Dairy farms and veal operations seem to be showing up as targets of the U.S. Food & Drug Administration’s “Warning Letters.”   The common theme is adulterated food brought about by misuse of animal medications.

Potsdam, New York-based Adon Farms, Canton, NY-based Lloyd T. Smith & Sons, and Francis J. Szarek of Westmoreland, NY were among those receiving “Warning Letters” released this week.

Adon and Smith & Sons are dairy farms.  Szarek runs a veal operation.

The Adon dairy was inspected on April 2 and 9, 2009 and the “Warning Letter” just released was mailed on Aug. 5, 2009.  FDA says the dairy offered an animal for slaughter as food that was adulterated in that it was held under insanitary conditions that may have rendered it injurious to health.

Tests by the U.S. Department of Agriculture’s Food Safety & Inspection Service (FSIS) showed uncooked edible tissues of the animal exceeded the tolerance for residues of penicillin.

FDA’s investigation found the dairy holds animals under conditions that are “so inadequate that medicated animals bearing potentially harmful drug residiues are likely to enter the food supply.”  FDA was critical of the dairy for its poor record-keeping and for not following label instructions on animal drugs; its “extra label” uses were not under the supervision of a veterinarian.

The Smith & Sons dairy was inspected on June 16, 19, and 24, 2009, and a “Warning Letter” was issued on Sept. 9, 2009.

FDA found Smith & Sons dairy sold a dairy cow for slaughter that FSIS tests showed had penicillin levels almost three times higher than tolerance levels allow. “Our investigation also found that you hold animals under conditions that are so inadequate that medicated animals bearing potentially harmful drug residues are likely to enter the food supply,” FDA wrote the dairy.

Smith & Son failed to maintain complete records, did not use a penicillin drug as directed on its labeling, and “extra label” uses were being made without the supervision of a veterinarian.

The Szarek veal operation was inspected on April 8 and 10, 2009, and its “Warning Letter” also went out on Sept. 9, 2009.   FSIS testing showed 0.134 parts per million of flunixin in the liver tissue of a veal calf sold for slaughter.   FDA has not established any tolerance level for residues of flunixin and the presence of the drug in edible tissue means the food is adulterated.

The veal operation is holding animals under inadequate conditions that are likely to allow harmful drug residues to enter the food supply, FDA says. Like the dairies, it was charged with using animal drugs for “extra label” purposes without the benefit of a veterinarian and without keeping adequate records.
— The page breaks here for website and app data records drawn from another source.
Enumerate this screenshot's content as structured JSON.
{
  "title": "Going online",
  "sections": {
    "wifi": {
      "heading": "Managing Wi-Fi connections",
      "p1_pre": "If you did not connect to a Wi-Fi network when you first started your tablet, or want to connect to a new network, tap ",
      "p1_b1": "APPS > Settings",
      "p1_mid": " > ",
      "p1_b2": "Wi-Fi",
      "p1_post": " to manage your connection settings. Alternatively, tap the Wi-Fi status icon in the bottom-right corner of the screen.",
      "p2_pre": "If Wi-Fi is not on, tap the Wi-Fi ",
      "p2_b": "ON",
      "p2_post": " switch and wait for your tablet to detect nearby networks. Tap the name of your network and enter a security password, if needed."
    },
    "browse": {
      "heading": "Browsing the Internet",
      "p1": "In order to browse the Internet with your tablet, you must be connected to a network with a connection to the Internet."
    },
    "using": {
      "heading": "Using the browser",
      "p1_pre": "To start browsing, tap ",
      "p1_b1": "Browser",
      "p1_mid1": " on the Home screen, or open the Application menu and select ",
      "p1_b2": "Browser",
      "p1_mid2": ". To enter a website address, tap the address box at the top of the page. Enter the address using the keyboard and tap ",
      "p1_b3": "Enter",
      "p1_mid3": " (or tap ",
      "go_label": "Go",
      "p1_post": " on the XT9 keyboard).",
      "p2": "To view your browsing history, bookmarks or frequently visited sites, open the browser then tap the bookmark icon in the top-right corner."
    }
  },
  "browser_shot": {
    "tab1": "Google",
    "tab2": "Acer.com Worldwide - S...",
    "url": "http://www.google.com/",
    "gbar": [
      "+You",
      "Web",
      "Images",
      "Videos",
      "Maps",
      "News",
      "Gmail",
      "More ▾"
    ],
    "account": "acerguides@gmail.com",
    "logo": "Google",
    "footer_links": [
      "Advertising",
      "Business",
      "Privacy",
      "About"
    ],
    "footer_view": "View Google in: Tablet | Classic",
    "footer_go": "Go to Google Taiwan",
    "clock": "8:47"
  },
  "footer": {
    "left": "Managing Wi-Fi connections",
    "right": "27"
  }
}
The farms all had 15 working days to respond to FDA, but none of those responses are yet available.